You should definitely have a "rapid breeding" mode where high mutation rates and fast generations get you fast evolution. This should be followed by "rapid evolution" where there are predators (eat the three shortest in each generation - relative fitness), natural hazards (kill any taller than X with a probability of Y - absolute fitness), and sexual selection (the one with the biggest flowers gets two extra seeds - relative fitness). You could do experiments like how fast evolution on one or two traits gets to point X, with or without sexual reproduction... etc.
Homunq 22:20, 2 April 2008 (EDT)
Great proposal: creative, achievable, and relevant.
I would love to see some hand drawn & scanned interface mockups added to the wiki page.
I actually like the idea of keeping the growing process slow.

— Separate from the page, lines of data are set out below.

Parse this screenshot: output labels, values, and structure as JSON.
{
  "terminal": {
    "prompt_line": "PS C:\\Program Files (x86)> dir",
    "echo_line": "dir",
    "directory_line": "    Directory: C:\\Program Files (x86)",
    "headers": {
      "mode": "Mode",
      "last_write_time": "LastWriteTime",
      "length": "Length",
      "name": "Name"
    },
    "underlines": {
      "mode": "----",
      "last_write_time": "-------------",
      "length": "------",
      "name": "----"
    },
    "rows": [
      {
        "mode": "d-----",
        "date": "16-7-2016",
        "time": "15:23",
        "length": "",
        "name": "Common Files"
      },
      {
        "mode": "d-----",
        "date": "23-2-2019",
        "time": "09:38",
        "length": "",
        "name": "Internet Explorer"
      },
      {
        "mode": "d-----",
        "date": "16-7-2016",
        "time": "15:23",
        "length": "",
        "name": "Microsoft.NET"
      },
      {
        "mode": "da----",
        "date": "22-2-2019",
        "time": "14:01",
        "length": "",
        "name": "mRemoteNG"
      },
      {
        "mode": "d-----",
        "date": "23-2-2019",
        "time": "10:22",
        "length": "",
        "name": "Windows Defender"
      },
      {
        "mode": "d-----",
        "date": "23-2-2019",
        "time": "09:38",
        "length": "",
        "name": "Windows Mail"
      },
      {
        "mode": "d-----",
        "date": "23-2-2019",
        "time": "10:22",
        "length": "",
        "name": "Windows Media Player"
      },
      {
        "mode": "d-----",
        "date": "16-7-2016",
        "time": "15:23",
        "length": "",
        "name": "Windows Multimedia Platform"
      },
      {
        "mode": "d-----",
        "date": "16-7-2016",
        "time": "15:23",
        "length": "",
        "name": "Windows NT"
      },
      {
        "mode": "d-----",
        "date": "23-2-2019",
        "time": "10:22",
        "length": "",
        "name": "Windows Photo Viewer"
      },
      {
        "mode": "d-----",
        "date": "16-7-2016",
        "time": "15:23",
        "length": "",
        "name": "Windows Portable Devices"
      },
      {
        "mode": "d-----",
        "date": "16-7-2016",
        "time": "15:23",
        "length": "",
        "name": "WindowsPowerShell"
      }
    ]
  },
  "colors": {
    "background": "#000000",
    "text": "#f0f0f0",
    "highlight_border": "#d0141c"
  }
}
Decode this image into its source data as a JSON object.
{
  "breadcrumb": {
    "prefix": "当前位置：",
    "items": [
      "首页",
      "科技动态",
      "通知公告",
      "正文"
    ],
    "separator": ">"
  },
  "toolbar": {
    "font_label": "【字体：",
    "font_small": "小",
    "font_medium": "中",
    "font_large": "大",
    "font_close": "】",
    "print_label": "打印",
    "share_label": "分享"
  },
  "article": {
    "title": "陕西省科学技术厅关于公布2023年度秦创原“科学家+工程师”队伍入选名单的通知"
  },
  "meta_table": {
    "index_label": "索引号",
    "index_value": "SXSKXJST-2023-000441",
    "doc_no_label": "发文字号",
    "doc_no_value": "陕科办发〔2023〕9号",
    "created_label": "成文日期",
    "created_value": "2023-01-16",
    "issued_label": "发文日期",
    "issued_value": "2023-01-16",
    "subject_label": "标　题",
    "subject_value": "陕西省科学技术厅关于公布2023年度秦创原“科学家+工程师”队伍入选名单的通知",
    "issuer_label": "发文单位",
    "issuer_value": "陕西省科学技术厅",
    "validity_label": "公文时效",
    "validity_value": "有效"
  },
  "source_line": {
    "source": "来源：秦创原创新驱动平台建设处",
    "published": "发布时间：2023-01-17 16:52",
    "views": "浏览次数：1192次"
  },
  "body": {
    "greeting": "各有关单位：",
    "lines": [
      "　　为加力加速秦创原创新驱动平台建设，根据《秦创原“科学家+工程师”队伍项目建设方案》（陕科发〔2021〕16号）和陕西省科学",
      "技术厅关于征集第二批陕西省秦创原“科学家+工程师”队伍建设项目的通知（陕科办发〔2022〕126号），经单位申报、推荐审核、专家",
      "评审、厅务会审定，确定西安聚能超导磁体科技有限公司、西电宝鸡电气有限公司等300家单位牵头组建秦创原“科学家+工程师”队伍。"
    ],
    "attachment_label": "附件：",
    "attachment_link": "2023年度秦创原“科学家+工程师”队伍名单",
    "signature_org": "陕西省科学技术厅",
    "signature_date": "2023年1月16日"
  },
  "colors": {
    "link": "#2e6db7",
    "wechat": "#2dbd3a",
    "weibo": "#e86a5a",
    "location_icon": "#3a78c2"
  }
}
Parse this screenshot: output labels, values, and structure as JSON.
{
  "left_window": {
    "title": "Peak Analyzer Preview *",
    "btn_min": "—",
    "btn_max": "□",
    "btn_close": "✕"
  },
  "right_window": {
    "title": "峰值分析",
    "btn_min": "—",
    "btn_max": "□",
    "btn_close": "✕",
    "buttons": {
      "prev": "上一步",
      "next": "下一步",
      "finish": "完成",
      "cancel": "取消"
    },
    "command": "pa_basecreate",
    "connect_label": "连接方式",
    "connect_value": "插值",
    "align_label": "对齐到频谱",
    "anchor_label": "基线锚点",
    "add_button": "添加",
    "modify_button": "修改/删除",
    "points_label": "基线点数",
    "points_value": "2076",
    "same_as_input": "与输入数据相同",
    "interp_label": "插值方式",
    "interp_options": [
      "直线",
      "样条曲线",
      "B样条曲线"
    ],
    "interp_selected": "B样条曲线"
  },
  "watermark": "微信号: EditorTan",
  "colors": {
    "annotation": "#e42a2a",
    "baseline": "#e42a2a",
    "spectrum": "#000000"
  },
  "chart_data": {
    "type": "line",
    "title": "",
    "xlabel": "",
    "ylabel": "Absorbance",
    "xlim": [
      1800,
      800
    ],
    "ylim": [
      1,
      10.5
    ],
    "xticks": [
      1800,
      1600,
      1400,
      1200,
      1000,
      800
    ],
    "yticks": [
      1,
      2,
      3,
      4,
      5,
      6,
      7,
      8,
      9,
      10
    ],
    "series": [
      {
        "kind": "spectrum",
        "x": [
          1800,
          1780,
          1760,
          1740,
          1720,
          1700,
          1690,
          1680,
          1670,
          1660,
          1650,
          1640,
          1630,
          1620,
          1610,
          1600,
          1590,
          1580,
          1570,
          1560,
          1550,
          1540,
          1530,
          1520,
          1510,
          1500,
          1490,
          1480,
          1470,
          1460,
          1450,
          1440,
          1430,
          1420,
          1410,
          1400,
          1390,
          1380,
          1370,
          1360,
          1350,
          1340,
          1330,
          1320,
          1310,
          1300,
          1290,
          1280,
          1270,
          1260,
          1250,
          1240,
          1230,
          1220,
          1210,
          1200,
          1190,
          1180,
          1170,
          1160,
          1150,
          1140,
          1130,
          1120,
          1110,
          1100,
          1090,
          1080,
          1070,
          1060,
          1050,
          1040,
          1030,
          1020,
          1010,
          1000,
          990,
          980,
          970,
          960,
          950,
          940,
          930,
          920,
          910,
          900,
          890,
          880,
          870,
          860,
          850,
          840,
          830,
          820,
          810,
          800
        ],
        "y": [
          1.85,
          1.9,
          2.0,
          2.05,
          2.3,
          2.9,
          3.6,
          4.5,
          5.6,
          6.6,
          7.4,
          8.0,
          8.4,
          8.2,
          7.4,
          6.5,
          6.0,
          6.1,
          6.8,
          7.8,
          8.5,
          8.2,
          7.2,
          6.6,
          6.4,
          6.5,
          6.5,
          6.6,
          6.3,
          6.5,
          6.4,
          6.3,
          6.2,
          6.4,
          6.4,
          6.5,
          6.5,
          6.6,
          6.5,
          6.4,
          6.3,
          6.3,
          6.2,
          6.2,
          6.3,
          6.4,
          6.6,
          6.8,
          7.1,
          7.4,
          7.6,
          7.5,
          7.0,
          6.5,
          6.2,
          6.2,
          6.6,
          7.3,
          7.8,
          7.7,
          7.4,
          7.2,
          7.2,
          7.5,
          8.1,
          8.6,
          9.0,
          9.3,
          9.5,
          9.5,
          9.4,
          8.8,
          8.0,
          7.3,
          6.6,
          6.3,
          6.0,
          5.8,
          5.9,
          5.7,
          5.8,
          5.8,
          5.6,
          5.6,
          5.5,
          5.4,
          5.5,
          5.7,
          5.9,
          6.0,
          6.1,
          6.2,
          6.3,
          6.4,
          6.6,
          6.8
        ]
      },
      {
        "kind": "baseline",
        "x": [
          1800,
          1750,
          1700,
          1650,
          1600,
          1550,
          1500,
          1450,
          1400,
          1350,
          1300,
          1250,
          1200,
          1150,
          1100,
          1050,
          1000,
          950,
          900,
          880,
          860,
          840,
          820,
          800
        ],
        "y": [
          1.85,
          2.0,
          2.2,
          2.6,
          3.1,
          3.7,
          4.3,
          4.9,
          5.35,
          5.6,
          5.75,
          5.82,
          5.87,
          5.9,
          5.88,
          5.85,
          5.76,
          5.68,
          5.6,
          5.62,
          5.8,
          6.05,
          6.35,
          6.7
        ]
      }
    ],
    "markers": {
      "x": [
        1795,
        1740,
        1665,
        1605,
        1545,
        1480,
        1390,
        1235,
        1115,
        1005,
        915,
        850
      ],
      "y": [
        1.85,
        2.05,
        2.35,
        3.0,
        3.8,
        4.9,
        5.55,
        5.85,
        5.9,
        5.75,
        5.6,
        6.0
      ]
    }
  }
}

Spelunx for the Mac (ancient game) had a tree grower activity where you set specific traits and then plant a tree, it took around 15 minutes during which you had to either wait or go do something else.
Resuming the activity after a period of time would cause all the elapsed time to instantly be calculated, so it would appear that things were growing "overnight".
This causes the user to become invested in their plants, and assign emotional value to them, as they took time to generate.
wade 13:38, 2 April 2008 (EDT)
Funny - two comments, one "speed it up" and the other "slow it down". I agree with the point about emotional value. But Mendelian genetics take 1-10 generations to do an interesting experiment, while directed / "self-directed" evolution takes 100-1000 generations. The maximum time that would be reasonable for that latter kind of experiment would be 10-30 seconds per generation of growth (and the minimum, to keep kids from getting hyper, would be 1-3). Longer experiments could still be run "overnight"
Consider, some kind of "growth hormone" mode that makes plants more twiggy and uninteresting, but allows for the speed necessary for evolution. This could even replace the "designer" mode, as you could get interesting seedstock this way, then by turning off the "growth hormone" do slower mendelevian experiments.
Also, I reread your proposal, and have some specific suggestions:
-you mention dominance as if dominant/recessive were a clear distinction. In fact, as the famous case of sickle-cell anemia highlights, dominance/incomplete dominance is a continuum; the heterozygous phenotype can be anywhere on the continuum from one end (total dominance) to the middle (neither gene dominant), not to mention cases like co-dominant allele variations. In the case of polygenetic traits, the math gets a little more complicated, but you can extend the same concept by having each allele contribute a fixed sum on one dimension, but then applying a nonlinear function to that sum before expressing it as a phenotype.
-you could have some "weed species" which tend to infest the garden, and provide an "herbicide" which controls them. Of course, unless you used the herbicide carefully, you'd get buildup/pollution (affecting your desired species) and/or the pest would evolve resistance. On the other hand, simply weeding it out would be sufficient, and not too much of a hassle IF you didn't let it get a foothold.
Homunq 22:20, 2 April 2008 (EDT)
I'm working to address your suggestions, as well as several ideas that Homunq proposed on IRC. I should have something by tonight; thank you very much for the interest and enthusiasm.
Jair trejo 10:45, 5 April 2008 (CDT)